12 Apr. 1807–13 May 1857. Farmer, editor, publisher, teacher, school administrator, legislator, explorer, author. Born at Burlington, Otsego Co., New York. Son of Jared Pratt and Charity Dickinson. Traveled west with brother William to acquire land, 1823....

View Full Bio
’s History of the Late Persecution and Rigdon

19 Feb. 1793–14 July 1876. Tanner, farmer, minister. Born at St. Clair, Allegheny Co., Pennsylvania. Son of William Rigdon and Nancy Gallaher.

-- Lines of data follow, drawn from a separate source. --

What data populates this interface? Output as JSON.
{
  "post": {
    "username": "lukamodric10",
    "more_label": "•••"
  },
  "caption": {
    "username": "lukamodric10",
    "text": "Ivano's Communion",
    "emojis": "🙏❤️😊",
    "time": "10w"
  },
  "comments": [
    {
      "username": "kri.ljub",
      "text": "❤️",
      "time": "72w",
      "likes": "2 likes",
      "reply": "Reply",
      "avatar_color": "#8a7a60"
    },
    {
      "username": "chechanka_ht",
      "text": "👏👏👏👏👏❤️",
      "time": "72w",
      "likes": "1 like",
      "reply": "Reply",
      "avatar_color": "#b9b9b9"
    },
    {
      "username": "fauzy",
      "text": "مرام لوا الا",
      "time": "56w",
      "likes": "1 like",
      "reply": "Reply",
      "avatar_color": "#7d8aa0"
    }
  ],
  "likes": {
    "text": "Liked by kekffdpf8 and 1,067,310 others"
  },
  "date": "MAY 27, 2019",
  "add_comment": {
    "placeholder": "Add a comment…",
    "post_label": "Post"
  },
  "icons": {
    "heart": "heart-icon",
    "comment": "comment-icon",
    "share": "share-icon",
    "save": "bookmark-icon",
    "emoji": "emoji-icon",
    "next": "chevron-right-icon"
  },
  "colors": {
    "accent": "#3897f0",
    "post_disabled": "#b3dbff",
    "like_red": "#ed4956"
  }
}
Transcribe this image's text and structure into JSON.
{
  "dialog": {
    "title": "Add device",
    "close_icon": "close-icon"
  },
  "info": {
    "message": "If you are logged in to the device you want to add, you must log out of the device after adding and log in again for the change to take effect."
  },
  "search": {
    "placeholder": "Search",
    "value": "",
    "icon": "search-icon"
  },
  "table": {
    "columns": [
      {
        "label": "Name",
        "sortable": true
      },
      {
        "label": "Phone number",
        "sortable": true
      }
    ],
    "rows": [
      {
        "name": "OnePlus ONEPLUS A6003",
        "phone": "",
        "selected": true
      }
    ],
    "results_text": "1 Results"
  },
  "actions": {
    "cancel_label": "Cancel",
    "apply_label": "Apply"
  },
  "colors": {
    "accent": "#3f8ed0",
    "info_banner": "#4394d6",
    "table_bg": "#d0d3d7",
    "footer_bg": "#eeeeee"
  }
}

Joined United Baptists, ca. 1818. Preached at Warren, Trumbull Co., Ohio, and vicinity, 1819–1821. Married Phebe...

View Full Bio
’s Appeal to the American People provide a useful sampling of two published histories of the period and demonstrate that documenting these events was a widespread effort.6

Earlier published accounts of the Jackson County conflicts from Latter-day Saints include the broadside “The Mormons,” So Called, dated 12 December 1833, and its reprint in The Evening and the Morning Star, Extra, Feb. 1834, [1]–[2]; a series titled “The Outrage in Jackson County, Missouri,” published in The Evening and the Morning Star, Dec. 1833–Mar. 1834 and May–June 1834; John P. Greene’s pamphlet Facts Relative to the Expulsion of the Mormons or Latter Day Saints, from the State of Missouri, under the “Exterminating Order” (Cincinnati: R. P. Brooks, 1839); and John Taylor’s eight-page work, A Short Account of the Murders, Roberies, Burnings, Thefts, and Other Outrages Committed by the Mob and Militia of the State of Missouri, Upon the Latter Day Saints (Springfield, IL: By the author, 1839).  


Publication in the church’s periodical lent credibility to the series and ensured that it was the source from which many new Mormon converts learned the details of the church’s history in Missouri. What they read was not the work of neutral historians detached from the events described. When Partridge

27 Aug. 1793–27 May 1840. Hatter. Born at Pittsfield, Berkshire Co., Massachusetts. Son of William Partridge and Jemima Bidwell. Moved to Painesville, Geauga Co., Ohio. Married Lydia Clisbee, 22 Aug. 1819, at Painesville. Initially a Universal Restorationist...

View Full Bio
, Pratt, and Rigdon wrote their histories, the persecutions and injustices against them were still fresh in their memories. All three authors suffered personally during the Missouri hardships, and as they and other Saints undertook to write about their experiences, their primary focus was to fulfill JS’s directive—to obtain redress by making known the “nefarious and murderous impositions that have been practiced upon this people.”7

JS et al., Liberty, MO, to the church members and Edward Partridge, Quincy, IL, 20 Mar. 1839, in Revelations Collection, CHL [D&C 123:5].  


Facts